Working out does increase testosterone (T) levels — but not all exercise is created equal.
Moreover, if you’re trying to increase your testosterone levels, you may want to add other T level-boosting activities to your exercise program.
Keep reading to learn about the link between exercise and T levels, what exercises will (and won’t) increase your T levels, and how you can naturally increase your T levels.
Some types of exercises increase T levels. But your biological sex and the type of exercise you do influence how your T levels are affected.
Here’s a little background on just how T levels work in different people.
Testosterone is typically referred to as the sex hormone in men. But it’s found in everyone’s bodies — just not in the same amounts.
The adrenal glands also produce a little bit of testosterone. But depending on your sex, different areas produce different amounts.
In men, high levels of testosterone are produced in the testicles. T levels are among the primary hormones that contribute to changes that happen during the teenage years. These changes include:
- getting more muscle
- growing facial and pubic hair
- lowering your voice
In women, testosterone is produced in the ovaries in smaller amounts.
But healthy T levels are important for everyone throughout life. This is especially important as you get older to preserve your overall health and
- type 2 diabetes
- heart disease
Keep in mind that transgender individuals who are taking hormone supplements to suppress or add testosterone will not respond to exercise in the same way as we’ve described in this article, and
How exercise affects testosterone levels
Here’s what the research says about the impact of exercise on T levels:
- A 1983 study of T levels in men and women after lifting weights found that men experience significant increases of testosterone while women experience almost no increase.
2001 studyof women found that resistance training can temporarily increase testosterone and have an impact on fat distribution.
2004 studyof older men found that regular physical activity increased testosterone and growth hormone (GH) levels as well as have a positive effect on brain function.
yearlong exercise studypublished in 2008 of 102 men who previously didn’t exercise much found that levels of dihydrotestosterone (DHT) increased by 14.5 percent.

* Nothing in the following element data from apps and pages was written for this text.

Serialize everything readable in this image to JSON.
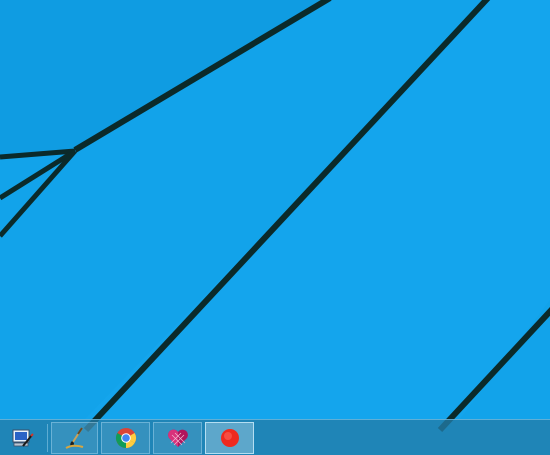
{
  "wallpaper": {
    "background_color": "#12a3ea",
    "line_color": "#0b2a2a"
  },
  "taskbar": {
    "background_color": "#227ca8",
    "items": [
      {
        "icon": "computer-pen-icon",
        "state": "pinned"
      },
      {
        "icon": "paint-brush-icon",
        "state": "open"
      },
      {
        "icon": "chrome-icon",
        "state": "open"
      },
      {
        "icon": "heart-app-icon",
        "state": "open"
      },
      {
        "icon": "record-icon",
        "state": "active",
        "accent": "#ee2a1f"
      }
    ]
  }
}
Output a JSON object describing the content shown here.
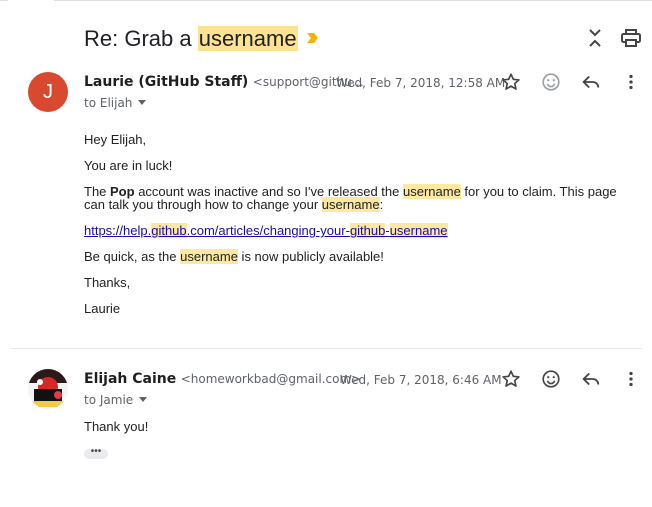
{
  "thread": {
    "subject_prefix": "Re: Grab a ",
    "subject_highlight": "username"
  },
  "messages": [
    {
      "avatar_letter": "J",
      "sender_name": "Laurie (GitHub Staff)",
      "sender_email": "<support@githu…",
      "date": "Wed, Feb 7, 2018, 12:58 AM",
      "to_label": "to Elijah",
      "body": {
        "greeting": "Hey Elijah,",
        "line1": "You are in luck!",
        "p2_a": "The ",
        "p2_bold": "Pop",
        "p2_b": " account was inactive and so I've released the ",
        "p2_hl1": "username",
        "p2_c": " for you to claim. This page can talk you through how to change your ",
        "p2_hl2": "username",
        "p2_d": ":",
        "link_a": "https://help.",
        "link_hl1": "github",
        "link_b": ".com/articles/changing-your-",
        "link_hl2": "github",
        "link_c": "-",
        "link_hl3": "username",
        "p4_a": "Be quick, as the ",
        "p4_hl": "username",
        "p4_b": " is now publicly available!",
        "thanks": "Thanks,",
        "signoff": "Laurie"
      }
    },
    {
      "sender_name": "Elijah Caine",
      "sender_email": "<homeworkbad@gmail.com>",
      "date": "Wed, Feb 7, 2018, 6:46 AM",
      "to_label": "to Jamie",
      "body": {
        "text": "Thank you!"
      },
      "collapsed_label": "•••"
    }
  ],
  "icons": {
    "important_marker": "label-important-icon",
    "collapse_all": "unfold-less-icon",
    "print": "print-icon",
    "star": "star-outline-icon",
    "emoji": "add-reaction-icon",
    "reply": "reply-icon",
    "more": "more-vert-icon"
  },
  "colors": {
    "highlight": "#fde293",
    "important_marker": "#f4b400",
    "link": "#1a0dab",
    "avatar_j": "#d9492f"
  }
}
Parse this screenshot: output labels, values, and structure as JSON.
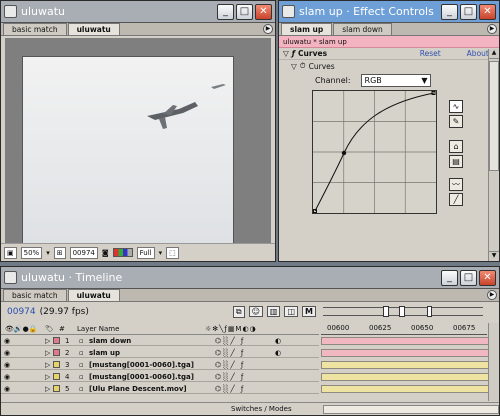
{
  "comp_window": {
    "title": "uluwatu",
    "tabs": [
      "basic match",
      "uluwatu"
    ],
    "zoom": "50%",
    "timecode": "00974",
    "resolution": "Full"
  },
  "effect_controls": {
    "title": "slam up · Effect Controls",
    "tabs": [
      "slam up",
      "slam down"
    ],
    "header": "uluwatu * slam up",
    "effect_name": "Curves",
    "reset_label": "Reset",
    "about_label": "About...",
    "param_label": "Curves",
    "channel_label": "Channel:",
    "channel_value": "RGB"
  },
  "timeline": {
    "title": "uluwatu · Timeline",
    "tabs": [
      "basic match",
      "uluwatu"
    ],
    "timecode": "00974",
    "fps": "(29.97 fps)",
    "col_num": "#",
    "col_layer": "Layer Name",
    "col_mode": "M",
    "ruler": [
      "00600",
      "00625",
      "00650",
      "00675"
    ],
    "switches_label": "Switches / Modes",
    "layers": [
      {
        "num": "1",
        "name": "slam down",
        "label_color": "#e07a8a",
        "bar_color": "#f2b8c2"
      },
      {
        "num": "2",
        "name": "slam up",
        "label_color": "#e07a8a",
        "bar_color": "#f2b8c2"
      },
      {
        "num": "3",
        "name": "[mustang[0001-0060].tga]",
        "label_color": "#e6d36a",
        "bar_color": "#efe3a2"
      },
      {
        "num": "4",
        "name": "[mustang[0001-0060].tga]",
        "label_color": "#e6d36a",
        "bar_color": "#efe3a2"
      },
      {
        "num": "5",
        "name": "[Ulu Plane Descent.mov]",
        "label_color": "#e6d36a",
        "bar_color": "#efe3a2"
      }
    ]
  }
}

2012 studyof men found that exercising regularly was linked to higher T levels than men who were sedentary (didn’t work out at all).
2016 studyof men with obesity found that regular exercise did more to increase T levels than even losing weight.
And having healthy or heightened T levels can actually
As mentioned earlier, not all exercises affect T levels in the same way. Here are some of the best exercises that can help increase testosterone.
Resistance exercises are proven by research to help increase short- and long-term T levels.
Resistance training like weightlifting is the best type of exercise to boost testosterone in both the short and long term. It’s been found to be especially helpful for men.
But the effects aren’t the same for everyone. In an older study, one 30-minute weightlifting session increased T levels by 21.6 percent in men, but only 16.7 percent in women.
High-intensity interval training (HIIT) for men
HIIT is another proven way to boost testosterone, but only in men.
And other studies have supported this link, too:
Women need healthy T levels just like men.
But high T levels can be more harmful for women after a certain point. It can cause abnormal hair growth, balding, and acne.
And some of the same exercises that boost T levels in some can have the opposite effect on others.
HIIT for women
HIIT has been shown to reduce testosterone in women. This can be beneficial if T levels are too high.
There’s no evidence that cardio has any impact on your T levels, no matter your sex. In fact, too much cardio may reduce your T levels.
But weight loss in general can help balance your T levels and other factors that contribute to healthy levels of all hormones.
Here are some tips for increasing testosterone aside from (or in addition to) exercising:
- Eat a diet high in protein, fat, and carbs.
- Reduce your stress and levels of cortisol.
- Get out in the sunshine, or take vitamin D supplements.
- Try other vitamin supplements, such as zinc and vitamin B.
- Get about 7 to 10 hours of sleep every night.
- Take natural herbs, such as ashwagandha, horny goat weed, and ginger.
- For men, avoid exposure to chemicals that can increase natural estrogen, like BPA.
Resistance training and HIIT can both cause beneficial boosts to T levels, especially in men.
But having T levels that are too high can actually be harmful, especially in women.
Talk to your doctor to get tested for your baseline T levels before you take any action to increase or otherwise modify your T levels.